Is gum disease contagious?

Gum disease itself is not considered contagious. However, the bacteria that cause gum disease can be transferred through saliva, such as by sharing utensils or kissing. Maintaining good oral hygiene is important to minimize the spread of these bacteria.

Can children get gum disease?

Yes, children can develop gum disease. Poor oral hygiene, genetics, or underlying health conditions can increase the risk. Regular dental check-ups and good oral hygiene practices are essential to prevent gum disease in children.

Can hormonal changes during puberty or pregnancy affect gingivitis?

Yes, hormonal fluctuations during puberty, pregnancy, or menopause can increase blood flow to the gums, making them more susceptible to inflammation and gingivitis.

Can gingivitis cause sensitivity to hot or cold foods?

Inflamed gums can become more sensitive to temperature changes, causing discomfort when consuming hot or cold foods and beverages.
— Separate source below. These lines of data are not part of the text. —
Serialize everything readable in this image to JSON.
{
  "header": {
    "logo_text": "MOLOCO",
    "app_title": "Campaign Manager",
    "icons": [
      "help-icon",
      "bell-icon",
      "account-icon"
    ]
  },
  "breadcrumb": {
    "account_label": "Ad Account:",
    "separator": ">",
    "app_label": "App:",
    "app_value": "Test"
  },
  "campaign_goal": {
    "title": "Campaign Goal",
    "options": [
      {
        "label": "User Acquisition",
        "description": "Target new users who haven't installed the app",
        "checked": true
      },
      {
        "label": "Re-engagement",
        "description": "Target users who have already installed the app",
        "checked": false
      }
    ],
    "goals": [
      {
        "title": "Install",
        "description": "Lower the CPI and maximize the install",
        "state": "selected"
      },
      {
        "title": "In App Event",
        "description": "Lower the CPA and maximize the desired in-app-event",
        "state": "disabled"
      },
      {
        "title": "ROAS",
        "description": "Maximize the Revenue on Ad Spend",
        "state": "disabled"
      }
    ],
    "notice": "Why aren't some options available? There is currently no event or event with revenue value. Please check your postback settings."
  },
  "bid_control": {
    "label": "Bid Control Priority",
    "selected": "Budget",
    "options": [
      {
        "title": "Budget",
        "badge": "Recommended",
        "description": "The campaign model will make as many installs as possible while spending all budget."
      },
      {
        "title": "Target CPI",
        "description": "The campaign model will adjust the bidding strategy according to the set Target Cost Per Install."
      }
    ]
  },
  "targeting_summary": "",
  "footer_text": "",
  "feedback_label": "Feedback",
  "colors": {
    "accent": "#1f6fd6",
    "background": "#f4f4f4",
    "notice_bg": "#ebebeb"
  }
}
Can gingivitis be painful?

Gingivitis typically causes mild discomfort, such as gum tenderness or sensitivity, but severe cases may involve pain, especially if abscesses or ulcers are present.

Can gum disease be cured?

Gingivitis, the early stage of gum disease, can often be reversed with proper oral hygiene and professional treatments. However, more advanced stages may require more intensive treatments and cannot be completely cured but rather managed.

What happens if gum disease is left untreated?

If left untreated, gum disease can progress from gingivitis to periodontitis, which can lead to tooth loss, bone destruction, and even increase the risk of heart disease, diabetes, and other health issues.